Pickelhaube - Modifications during 1867-1870
Introduction M67 helmet for teams of foot troops:
- The front visor was rounded now. The helmet was reduced again in height (23 to 26 cm) and weighed about 6 Loth (100 g) less than the previous model (500 to 700 g).
- The cross fitting under the spike was replaced by a round plate fitting with a diameter of 8 cm, which was attached with 4 pins. The spike was now 10,5 to 11,5 cm high, for officers at the bottom with a rippled wreath.
- Elimination of the rear spine.

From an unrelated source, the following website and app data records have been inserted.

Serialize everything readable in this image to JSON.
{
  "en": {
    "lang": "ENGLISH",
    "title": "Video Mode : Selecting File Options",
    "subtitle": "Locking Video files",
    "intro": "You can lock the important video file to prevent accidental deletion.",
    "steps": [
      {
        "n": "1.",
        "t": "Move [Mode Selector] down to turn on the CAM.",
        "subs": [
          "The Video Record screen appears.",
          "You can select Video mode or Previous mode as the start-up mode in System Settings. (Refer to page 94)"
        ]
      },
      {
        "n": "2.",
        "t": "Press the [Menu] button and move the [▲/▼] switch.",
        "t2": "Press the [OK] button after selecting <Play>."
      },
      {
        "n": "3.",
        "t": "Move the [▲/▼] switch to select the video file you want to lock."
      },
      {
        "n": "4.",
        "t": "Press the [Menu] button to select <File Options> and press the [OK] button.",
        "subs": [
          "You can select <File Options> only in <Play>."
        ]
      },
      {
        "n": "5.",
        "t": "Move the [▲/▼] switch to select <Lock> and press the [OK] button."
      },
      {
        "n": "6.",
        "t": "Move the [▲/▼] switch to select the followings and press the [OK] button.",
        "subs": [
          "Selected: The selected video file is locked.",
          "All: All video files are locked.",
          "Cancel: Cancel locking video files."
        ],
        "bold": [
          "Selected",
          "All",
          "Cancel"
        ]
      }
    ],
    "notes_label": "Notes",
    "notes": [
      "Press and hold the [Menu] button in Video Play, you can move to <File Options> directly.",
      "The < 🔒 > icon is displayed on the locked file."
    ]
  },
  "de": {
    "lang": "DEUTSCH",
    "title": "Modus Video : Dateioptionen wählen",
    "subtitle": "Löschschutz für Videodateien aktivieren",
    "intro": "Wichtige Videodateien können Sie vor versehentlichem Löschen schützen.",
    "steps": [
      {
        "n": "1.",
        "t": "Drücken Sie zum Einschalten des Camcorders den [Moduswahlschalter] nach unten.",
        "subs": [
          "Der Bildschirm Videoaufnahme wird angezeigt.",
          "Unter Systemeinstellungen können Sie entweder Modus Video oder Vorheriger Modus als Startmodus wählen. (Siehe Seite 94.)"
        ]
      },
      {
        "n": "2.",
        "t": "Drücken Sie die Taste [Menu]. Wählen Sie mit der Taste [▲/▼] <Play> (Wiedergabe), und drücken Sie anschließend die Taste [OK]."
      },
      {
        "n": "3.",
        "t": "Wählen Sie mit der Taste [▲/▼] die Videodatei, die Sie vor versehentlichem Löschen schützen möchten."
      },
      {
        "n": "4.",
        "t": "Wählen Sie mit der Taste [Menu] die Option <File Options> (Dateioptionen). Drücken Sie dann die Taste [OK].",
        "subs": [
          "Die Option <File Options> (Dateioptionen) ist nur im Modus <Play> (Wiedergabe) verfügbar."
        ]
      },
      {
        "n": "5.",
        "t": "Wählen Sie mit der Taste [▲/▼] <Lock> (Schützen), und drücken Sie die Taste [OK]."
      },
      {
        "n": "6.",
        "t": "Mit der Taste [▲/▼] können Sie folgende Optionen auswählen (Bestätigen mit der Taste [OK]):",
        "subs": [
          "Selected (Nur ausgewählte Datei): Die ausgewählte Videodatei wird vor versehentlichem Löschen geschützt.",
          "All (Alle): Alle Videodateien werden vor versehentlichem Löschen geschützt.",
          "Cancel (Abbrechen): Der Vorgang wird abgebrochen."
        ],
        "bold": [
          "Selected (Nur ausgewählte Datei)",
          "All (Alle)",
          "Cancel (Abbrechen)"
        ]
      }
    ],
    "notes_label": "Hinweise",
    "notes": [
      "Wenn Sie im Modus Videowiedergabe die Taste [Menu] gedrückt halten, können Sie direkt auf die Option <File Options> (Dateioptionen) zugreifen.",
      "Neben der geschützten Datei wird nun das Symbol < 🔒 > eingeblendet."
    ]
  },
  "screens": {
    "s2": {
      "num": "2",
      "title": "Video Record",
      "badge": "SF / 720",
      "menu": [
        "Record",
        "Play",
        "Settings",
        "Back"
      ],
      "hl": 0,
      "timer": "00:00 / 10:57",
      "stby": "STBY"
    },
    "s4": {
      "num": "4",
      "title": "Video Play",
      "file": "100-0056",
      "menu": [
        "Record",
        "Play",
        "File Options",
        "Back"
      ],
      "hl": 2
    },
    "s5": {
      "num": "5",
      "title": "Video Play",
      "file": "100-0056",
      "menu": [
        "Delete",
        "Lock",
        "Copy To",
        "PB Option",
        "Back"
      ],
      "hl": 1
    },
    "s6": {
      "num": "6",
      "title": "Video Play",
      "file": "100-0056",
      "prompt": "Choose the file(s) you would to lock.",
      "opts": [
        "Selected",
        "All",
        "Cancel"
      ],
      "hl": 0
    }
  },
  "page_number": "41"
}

- Introduction of a new fastening concept for the eagle plate. Backside, 2 small flat metal strips bent downwards were soldered on. In addition, on the outside of the helmet, 2 eyelets were attached, with which the eagle plate could be easily hooked onto the helmet.
- Reduction of cockade diameter to 50 mm for enlisted men of the foot troops.
- Generals, wing adjutants, officers of the War Department, the General Staff and the Adjutant's Office retain the helmet fittings, the front visor and the neck guard of the previous helmet model M60.
- Regimental chiefs and "à la suite" Generals could also do this, but they had to wear at least the regiment's Eagle plate
- Dragoons retain the old model of pickelhaube with cross fitting and squared front visor.
- Introduction of the M67 helmet with ball (instead of spike) for mounted artillery.
Introduction of the new M67 helmet (introduced 16.3.1867) also for officers of foot troops:
- However, the new attachment of the heraldic eagle was not adopted. For officers, the attachment with soldered threaded pins and square nut remained.
- Introduction of the two-piece officer cockades with a fanned disc of 55 mm diameter and a 5 mm wide silver affixed ring with a double ring pattern (twin ring).
- Non-commissioned officers with portepee continued to wear a cockade in style of the old officer cockades, but with diameter 50 mm.
Introduction of the directive that the Prussian cockade always had to be worn on the right side and the national cockade, of the countries associated with Prussia, on the left side.